The half dollar had only a two year wait from its authorization in 1792 to its start of production in 1794. Early half dollars are often collected by die varities which exist for most dates. Standards and design changes also occurred for this series of coins that are still being minted today.

As with the half dollar, the first issues of the dollar appeared in 1794. it is interesting to note that until 1804, all dollars had the value stamped on the edge of the coin. No dollars were produced between 1805 and 1835. When production resumed all dollars were made with a plain or reeded edge and had the denomination on its revese. Circulation strikes and patterns of the Gobrecht Dollar were struck in 1836, 1838, and 1839. The mint produced restrikes to satisfy collector demands between 1855 and 1860. Mules (coins with mismatched combinations of dies) were also struck in the 1850's and are rare. Dollars were once again struck in 1840 for general circulation and continued through 1873.

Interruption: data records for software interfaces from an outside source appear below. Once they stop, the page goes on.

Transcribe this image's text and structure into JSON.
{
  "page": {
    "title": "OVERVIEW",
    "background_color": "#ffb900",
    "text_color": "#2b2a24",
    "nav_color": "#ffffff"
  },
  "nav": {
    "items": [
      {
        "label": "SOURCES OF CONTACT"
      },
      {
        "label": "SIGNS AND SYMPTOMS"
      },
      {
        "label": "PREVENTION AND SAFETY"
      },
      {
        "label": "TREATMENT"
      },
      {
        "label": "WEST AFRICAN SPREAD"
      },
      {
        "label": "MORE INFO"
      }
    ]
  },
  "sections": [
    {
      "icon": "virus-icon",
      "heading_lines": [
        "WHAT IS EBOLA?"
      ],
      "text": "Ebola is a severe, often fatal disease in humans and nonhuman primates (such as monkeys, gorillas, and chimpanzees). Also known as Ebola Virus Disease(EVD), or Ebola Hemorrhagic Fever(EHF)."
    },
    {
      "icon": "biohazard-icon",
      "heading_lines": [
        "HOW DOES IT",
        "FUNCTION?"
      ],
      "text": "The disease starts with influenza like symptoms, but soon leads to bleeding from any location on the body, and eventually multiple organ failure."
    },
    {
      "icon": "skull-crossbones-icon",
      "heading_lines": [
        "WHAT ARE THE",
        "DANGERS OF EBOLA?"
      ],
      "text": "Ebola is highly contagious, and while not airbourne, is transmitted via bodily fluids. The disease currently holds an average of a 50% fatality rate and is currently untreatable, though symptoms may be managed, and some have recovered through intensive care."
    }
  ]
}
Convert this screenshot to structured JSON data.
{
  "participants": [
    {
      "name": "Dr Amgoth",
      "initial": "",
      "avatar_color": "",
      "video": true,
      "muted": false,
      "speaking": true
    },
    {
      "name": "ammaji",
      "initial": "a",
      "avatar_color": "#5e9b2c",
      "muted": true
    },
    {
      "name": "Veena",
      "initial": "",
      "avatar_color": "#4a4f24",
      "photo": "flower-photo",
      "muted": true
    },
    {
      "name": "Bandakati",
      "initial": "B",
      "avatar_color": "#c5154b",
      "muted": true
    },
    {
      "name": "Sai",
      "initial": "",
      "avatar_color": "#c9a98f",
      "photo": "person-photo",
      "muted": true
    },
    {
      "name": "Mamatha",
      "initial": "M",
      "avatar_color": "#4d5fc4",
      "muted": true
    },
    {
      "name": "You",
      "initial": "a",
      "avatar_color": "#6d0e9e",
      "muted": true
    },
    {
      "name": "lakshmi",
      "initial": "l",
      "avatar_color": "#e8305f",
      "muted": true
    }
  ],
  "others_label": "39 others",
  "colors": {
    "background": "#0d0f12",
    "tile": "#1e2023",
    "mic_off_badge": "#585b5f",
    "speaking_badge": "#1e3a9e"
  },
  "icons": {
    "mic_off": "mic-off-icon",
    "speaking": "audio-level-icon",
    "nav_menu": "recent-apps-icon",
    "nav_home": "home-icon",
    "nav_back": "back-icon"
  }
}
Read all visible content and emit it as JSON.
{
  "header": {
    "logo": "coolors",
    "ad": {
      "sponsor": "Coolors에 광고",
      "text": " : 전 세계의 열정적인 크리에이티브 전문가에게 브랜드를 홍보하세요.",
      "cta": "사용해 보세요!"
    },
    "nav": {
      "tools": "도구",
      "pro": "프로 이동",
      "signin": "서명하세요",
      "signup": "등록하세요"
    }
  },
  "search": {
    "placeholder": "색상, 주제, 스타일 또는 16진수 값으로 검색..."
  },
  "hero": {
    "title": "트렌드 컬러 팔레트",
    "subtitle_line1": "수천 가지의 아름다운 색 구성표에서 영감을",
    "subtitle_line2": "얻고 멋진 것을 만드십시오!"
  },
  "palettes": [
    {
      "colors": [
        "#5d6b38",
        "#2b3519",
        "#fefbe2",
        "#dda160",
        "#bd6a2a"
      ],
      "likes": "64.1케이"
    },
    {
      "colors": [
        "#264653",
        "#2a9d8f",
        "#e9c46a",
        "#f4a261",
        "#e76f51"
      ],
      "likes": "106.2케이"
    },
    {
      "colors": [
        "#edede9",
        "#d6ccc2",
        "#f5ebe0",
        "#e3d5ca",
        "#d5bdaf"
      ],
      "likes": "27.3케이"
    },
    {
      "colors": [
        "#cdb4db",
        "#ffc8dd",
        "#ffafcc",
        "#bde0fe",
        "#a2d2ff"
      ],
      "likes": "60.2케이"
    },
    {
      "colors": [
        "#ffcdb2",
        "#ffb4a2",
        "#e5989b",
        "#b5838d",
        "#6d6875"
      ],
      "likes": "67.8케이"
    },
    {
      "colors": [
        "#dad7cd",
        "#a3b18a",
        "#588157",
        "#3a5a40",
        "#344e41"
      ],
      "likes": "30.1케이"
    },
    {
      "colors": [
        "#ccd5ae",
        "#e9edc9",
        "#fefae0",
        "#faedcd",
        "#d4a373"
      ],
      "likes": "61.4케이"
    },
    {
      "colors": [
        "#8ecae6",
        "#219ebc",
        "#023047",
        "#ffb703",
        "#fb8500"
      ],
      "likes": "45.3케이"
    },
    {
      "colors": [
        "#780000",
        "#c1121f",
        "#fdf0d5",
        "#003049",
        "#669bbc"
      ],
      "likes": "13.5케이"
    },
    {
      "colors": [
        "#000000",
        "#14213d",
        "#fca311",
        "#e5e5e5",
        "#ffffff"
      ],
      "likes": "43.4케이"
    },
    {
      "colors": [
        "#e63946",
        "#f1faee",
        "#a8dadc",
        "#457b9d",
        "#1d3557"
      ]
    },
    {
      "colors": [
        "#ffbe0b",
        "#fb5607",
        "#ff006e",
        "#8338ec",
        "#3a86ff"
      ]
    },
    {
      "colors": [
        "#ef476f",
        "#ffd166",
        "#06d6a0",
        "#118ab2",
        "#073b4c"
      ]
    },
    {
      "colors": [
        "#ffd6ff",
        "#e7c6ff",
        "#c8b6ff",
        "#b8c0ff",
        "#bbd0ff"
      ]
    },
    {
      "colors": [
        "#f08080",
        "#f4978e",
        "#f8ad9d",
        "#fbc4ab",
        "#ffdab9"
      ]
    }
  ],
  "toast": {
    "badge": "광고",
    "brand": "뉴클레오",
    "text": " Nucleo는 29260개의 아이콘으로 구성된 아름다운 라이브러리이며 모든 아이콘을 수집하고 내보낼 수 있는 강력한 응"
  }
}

Trade Dollars were issued for circulation in the Orient to compete with dollar-size coin of other countries. Since many pieces circulated in the Orient, it is not uncommon to encounter coins that have been counterstamped with Oriental characters refered to as "chop marks". These usually sell for less than the normal pieces. First coined as legal tender in the United States to the extent of $5.00, they no longer retain that status.